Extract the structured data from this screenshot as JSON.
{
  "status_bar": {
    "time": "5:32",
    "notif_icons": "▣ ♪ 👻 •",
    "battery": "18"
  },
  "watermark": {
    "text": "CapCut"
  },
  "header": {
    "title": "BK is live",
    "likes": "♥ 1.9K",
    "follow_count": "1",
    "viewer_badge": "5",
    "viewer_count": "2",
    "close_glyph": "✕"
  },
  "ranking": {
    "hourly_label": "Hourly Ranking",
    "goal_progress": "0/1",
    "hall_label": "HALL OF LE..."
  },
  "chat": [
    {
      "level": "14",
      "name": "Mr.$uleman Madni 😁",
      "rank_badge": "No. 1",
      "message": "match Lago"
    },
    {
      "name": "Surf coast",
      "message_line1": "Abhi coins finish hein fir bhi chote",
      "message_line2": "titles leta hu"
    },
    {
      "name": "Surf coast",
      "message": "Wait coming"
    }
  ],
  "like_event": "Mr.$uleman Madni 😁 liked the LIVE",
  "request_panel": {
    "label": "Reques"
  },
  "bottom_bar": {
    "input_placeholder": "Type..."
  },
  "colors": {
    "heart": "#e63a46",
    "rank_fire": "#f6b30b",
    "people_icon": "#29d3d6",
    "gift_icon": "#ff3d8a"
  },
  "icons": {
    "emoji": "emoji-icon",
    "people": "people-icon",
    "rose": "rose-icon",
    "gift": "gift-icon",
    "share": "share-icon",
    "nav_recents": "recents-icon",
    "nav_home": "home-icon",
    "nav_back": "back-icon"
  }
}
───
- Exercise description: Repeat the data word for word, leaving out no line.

- Solution:
Extract the structured data from this screenshot as JSON.
{
  "status_bar": {
    "time": "5:32",
    "notif_icons": "▣ ♪ 👻 •",
    "battery": "18"
  },
  "watermark": {
    "text": "CapCut"
  },
  "header": {
    "title": "BK is live",
    "likes": "♥ 1.9K",
    "follow_count": "1",
    "viewer_badge": "5",
    "viewer_count": "2",
    "close_glyph": "✕"
  },
  "ranking": {
    "hourly_label": "Hourly Ranking",
    "goal_progress": "0/1",
    "hall_label": "HALL OF LE..."
  },
  "chat": [
    {
      "level": "14",
      "name": "Mr.$uleman Madni 😁",
      "rank_badge": "No. 1",
      "message": "match Lago"
    },
    {
      "name": "Surf coast",
      "message_line1": "Abhi coins finish hein fir bhi chote",
      "message_line2": "titles leta hu"
    },
    {
      "name": "Surf coast",
      "message": "Wait coming"
    }
  ],
  "like_event": "Mr.$uleman Madni 😁 liked the LIVE",
  "request_panel": {
    "label": "Reques"
  },
  "bottom_bar": {
    "input_placeholder": "Type..."
  },
  "colors": {
    "heart": "#e63a46",
    "rank_fire": "#f6b30b",
    "people_icon": "#29d3d6",
    "gift_icon": "#ff3d8a"
  },
  "icons": {
    "emoji": "emoji-icon",
    "people": "people-icon",
    "rose": "rose-icon",
    "gift": "gift-icon",
    "share": "share-icon",
    "nav_recents": "recents-icon",
    "nav_home": "home-icon",
    "nav_back": "back-icon"
  }
}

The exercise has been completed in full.